Best piece of advice you’ve ever received?

My wife gave me a really good piece, ‘Don’t be frightened to be the person you are with me when we’re with others’. She met me when I was a young surgeon and perhaps I was always in professional mode. When I was at home and all my guards were down and I was just me, she was saying be that person more. Listen a bit more and talk a bit less. We’ve been together 22 years so it’s clearly good advice.

What advice would you give someone starting out in medicine?

Be true to yourself. If you’re following what you feel is right for you, and that may not be the conventional way, like becoming a certain traditional kind of doctor, but if it feels genuine and authentic then go for it. You’ve got one shot, live it to the full. I’ve done that my whole life and plan to continue. The other thing I’d say is, don’t listen to people who tell you you can’t do something. The careers advisor saw my predicted A Level grades and told me I’d never make a Dr Young. Ten years after he said that, he was admitted to the hospital I was working at and I had to diagnose and look after him. So both he and I were glad I never listened to him!

Do you still love working as a urologist in Southend?

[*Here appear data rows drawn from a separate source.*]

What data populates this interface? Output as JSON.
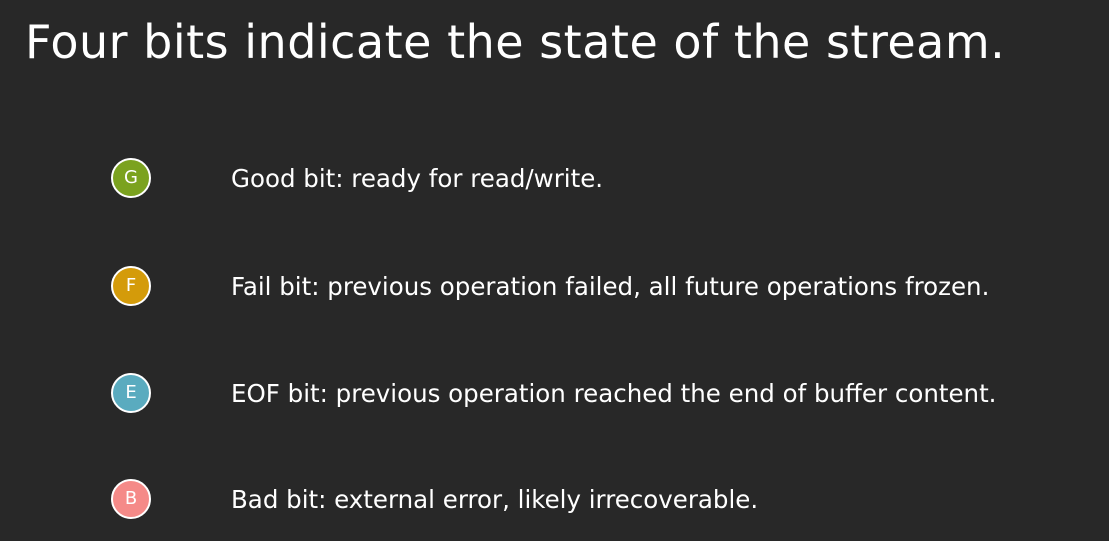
{
  "slide": {
    "title": "Four bits indicate the state of the stream."
  },
  "bits": [
    {
      "letter": "G",
      "color": "#7ba21f",
      "text": "Good bit: ready for read/write."
    },
    {
      "letter": "F",
      "color": "#d49b0a",
      "text": "Fail bit: previous operation failed, all future operations frozen."
    },
    {
      "letter": "E",
      "color": "#5aabbf",
      "text": "EOF bit: previous operation reached the end of buffer content."
    },
    {
      "letter": "B",
      "color": "#f58a88",
      "text": "Bad bit: external error, likely irrecoverable."
    }
  ]
}
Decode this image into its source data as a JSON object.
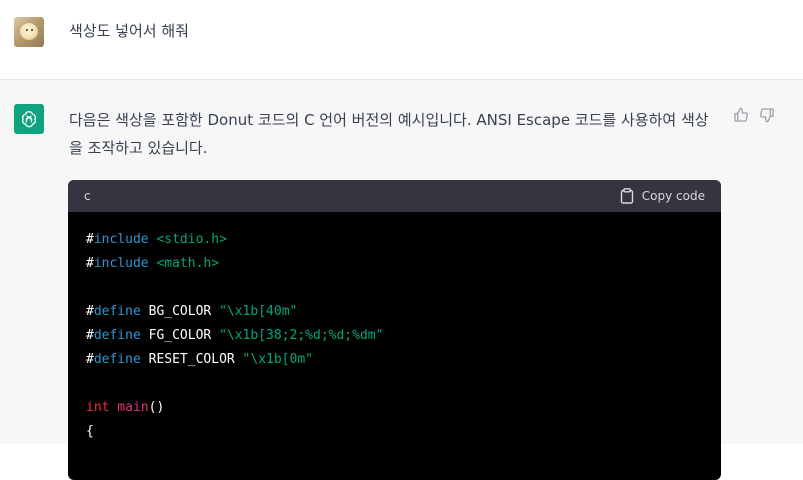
{
  "user_message": {
    "text": "색상도 넣어서 해줘"
  },
  "assistant_message": {
    "text": "다음은 색상을 포함한 Donut 코드의 C 언어 버전의 예시입니다. ANSI Escape 코드를 사용하여 색상을 조작하고 있습니다."
  },
  "code_block": {
    "language": "c",
    "copy_label": "Copy code",
    "lines": {
      "l1": {
        "hash": "#",
        "directive": "include",
        "arg": " <stdio.h>"
      },
      "l2": {
        "hash": "#",
        "directive": "include",
        "arg": " <math.h>"
      },
      "l4": {
        "hash": "#",
        "directive": "define",
        "name": " BG_COLOR ",
        "value": "\"\\x1b[40m\""
      },
      "l5": {
        "hash": "#",
        "directive": "define",
        "name": " FG_COLOR ",
        "value": "\"\\x1b[38;2;%d;%d;%dm\""
      },
      "l6": {
        "hash": "#",
        "directive": "define",
        "name": " RESET_COLOR ",
        "value": "\"\\x1b[0m\""
      },
      "l8": {
        "type": "int",
        "fn": " main",
        "rest": "()"
      },
      "l9": {
        "text": "{"
      }
    }
  },
  "colors": {
    "accent": "#10a37f",
    "code_bg": "#000000",
    "code_header_bg": "#343541",
    "keyword": "#2e95d3",
    "string": "#00a67d",
    "type": "#f22c3d"
  },
  "icons": [
    "chatgpt-logo-icon",
    "thumbs-up-icon",
    "thumbs-down-icon",
    "clipboard-icon"
  ]
}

Absolutely. Particularly when I’m working with older patients. Some healthcare systems say you’re too old, too high risk we won’t do that procedure. But with the NHS , we’ll look after you to the best care you can possibly have. I’ve operated on people in their 90s and they’re still going strong five years later. It’s such a boost to their dignity not having to be hooked up to tubing or catheters that were making their lives a misery. I get patients – older men and ladies – giving me a hug afterwards and saying, ‘I can’t thank you enough. You’ve transformed my life.’ And that’s why you do the job. What’s left for you to conquer? I want to change everyone’s healthcare on the planet before I die. We have seven billion people on our planet and the technology exists to provide them all with healthcare and yet we don’t do it. But why can’t we have a global digital healthcare service? I think big corporates, governments and charities could all step up and contribute. Wouldn’t that be amazing if in 10 or 20 years time, everyone on the planet via their smartphone or whatever tech is around then, could get access to the right healthcare advice and information to help them have the best life possible. Why should that remain a mad dream? We all have access to banking so why haven’t we all got access to healthcare? It’s doable but there has to be a will to do it. That’s something I’m really passionate about. I look at it like this. Our entrepreneur programme will grow, and the 500 start-ups will become thousands and then we only need a few of those to do something amazing to make that become a reality. That’s what continues to drive me every day.